Papagapitos (Artemis Bound, 2001), in this memoir, claims to have had encounters with aliens over the course of two decades.

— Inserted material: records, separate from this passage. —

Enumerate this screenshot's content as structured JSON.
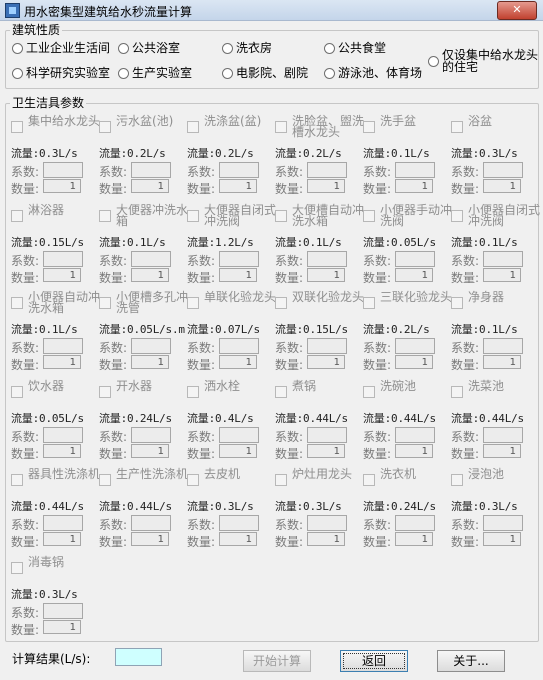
{
  "window": {
    "title": "用水密集型建筑给水秒流量计算"
  },
  "building": {
    "title": "建筑性质",
    "options": [
      {
        "label": "工业企业生活间"
      },
      {
        "label": "公共浴室"
      },
      {
        "label": "洗衣房"
      },
      {
        "label": "公共食堂"
      },
      {
        "label": "仅设集中给水龙头的住宅"
      },
      {
        "label": "科学研究实验室"
      },
      {
        "label": "生产实验室"
      },
      {
        "label": "电影院、剧院"
      },
      {
        "label": "游泳池、体育场"
      }
    ]
  },
  "fixtures_group": {
    "title": "卫生洁具参数",
    "coef_label": "系数:",
    "qty_label": "数量:",
    "items": [
      {
        "name": "集中给水龙头",
        "flow": "流量:0.3L/s",
        "qty": "1"
      },
      {
        "name": "污水盆(池)",
        "flow": "流量:0.2L/s",
        "qty": "1"
      },
      {
        "name": "洗涤盆(盆)",
        "flow": "流量:0.2L/s",
        "qty": "1"
      },
      {
        "name": "洗脸盆、盥洗槽水龙头",
        "flow": "流量:0.2L/s",
        "qty": "1"
      },
      {
        "name": "洗手盆",
        "flow": "流量:0.1L/s",
        "qty": "1"
      },
      {
        "name": "浴盆",
        "flow": "流量:0.3L/s",
        "qty": "1"
      },
      {
        "name": "淋浴器",
        "flow": "流量:0.15L/s",
        "qty": "1"
      },
      {
        "name": "大便器冲洗水箱",
        "flow": "流量:0.1L/s",
        "qty": "1"
      },
      {
        "name": "大便器自闭式冲洗阀",
        "flow": "流量:1.2L/s",
        "qty": "1"
      },
      {
        "name": "大便槽自动冲洗水箱",
        "flow": "流量:0.1L/s",
        "qty": "1"
      },
      {
        "name": "小便器手动冲洗阀",
        "flow": "流量:0.05L/s",
        "qty": "1"
      },
      {
        "name": "小便器自闭式冲洗阀",
        "flow": "流量:0.1L/s",
        "qty": "1"
      },
      {
        "name": "小便器自动冲洗水箱",
        "flow": "流量:0.1L/s",
        "qty": "1"
      },
      {
        "name": "小便槽多孔冲洗管",
        "flow": "流量:0.05L/s.m",
        "qty": "1"
      },
      {
        "name": "单联化验龙头",
        "flow": "流量:0.07L/s",
        "qty": "1"
      },
      {
        "name": "双联化验龙头",
        "flow": "流量:0.15L/s",
        "qty": "1"
      },
      {
        "name": "三联化验龙头",
        "flow": "流量:0.2L/s",
        "qty": "1"
      },
      {
        "name": "净身器",
        "flow": "流量:0.1L/s",
        "qty": "1"
      },
      {
        "name": "饮水器",
        "flow": "流量:0.05L/s",
        "qty": "1"
      },
      {
        "name": "开水器",
        "flow": "流量:0.24L/s",
        "qty": "1"
      },
      {
        "name": "洒水栓",
        "flow": "流量:0.4L/s",
        "qty": "1"
      },
      {
        "name": "煮锅",
        "flow": "流量:0.44L/s",
        "qty": "1"
      },
      {
        "name": "洗碗池",
        "flow": "流量:0.44L/s",
        "qty": "1"
      },
      {
        "name": "洗菜池",
        "flow": "流量:0.44L/s",
        "qty": "1"
      },
      {
        "name": "器具性洗涤机",
        "flow": "流量:0.44L/s",
        "qty": "1"
      },
      {
        "name": "生产性洗涤机",
        "flow": "流量:0.44L/s",
        "qty": "1"
      },
      {
        "name": "去皮机",
        "flow": "流量:0.3L/s",
        "qty": "1"
      },
      {
        "name": "炉灶用龙头",
        "flow": "流量:0.3L/s",
        "qty": "1"
      },
      {
        "name": "洗衣机",
        "flow": "流量:0.24L/s",
        "qty": "1"
      },
      {
        "name": "浸泡池",
        "flow": "流量:0.3L/s",
        "qty": "1"
      },
      {
        "name": "消毒锅",
        "flow": "流量:0.3L/s",
        "qty": "1"
      }
    ]
  },
  "footer": {
    "result_label": "计算结果(L/s):",
    "start_button": "开始计算",
    "back_button": "返回",
    "about_button": "关于..."
  },
  "colors": {
    "result_field": "#cfffff",
    "disabled_text": "#8f8f8f"
  }
}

In 1951, at the age of 4, the author states, she was “carried to a beautiful ship surrounded by bright, white light in the desert” of Arizona. She goes on to say that she met alien beings—and that it would not be the last time. However, this book doesn’t contain sinister accounts of alien abduction; indeed, the author maintains that the beings that visited her were always friendly and she “thrived on the visitations.” That said, the aftermath of these encounters still created some trouble in her life, including unexplained nosebleeds and apparent evidence of surgery on her ovary—things that she says that doctors often couldn’t explain. Although the author says that she knew not to worry, her mother found these issues alarming. Even so, Papagapitos’ own stories of aliens are enthusiastically positive; they were her titular “Bright Friends,” and, in her view, they were simply conducting some sort of experiment on her—one that wasn’t meant to be hostile. Indeed, in later years, she says, she would proactively drive out into the desert to meet them. This is an earnestly told tale that effectively interweaves family history, poems, and the author’s own drawings. Some of the more personal details, such as the story of the Papagapitos’ parents coming to America, help to provide readers with a clear image of the author, despite her claims, which most will find hard to believe; they include the far-fetched idea that “some day inter-planetary stock markets will be trading DNA commodities as routinely as they do ‘gold and silver’ shares today.” The author concludes with the hope that she will get to see “an official worldwide acknowledgement of UFOs and alien visitors.”
A highly readable account of extraordinary visitations.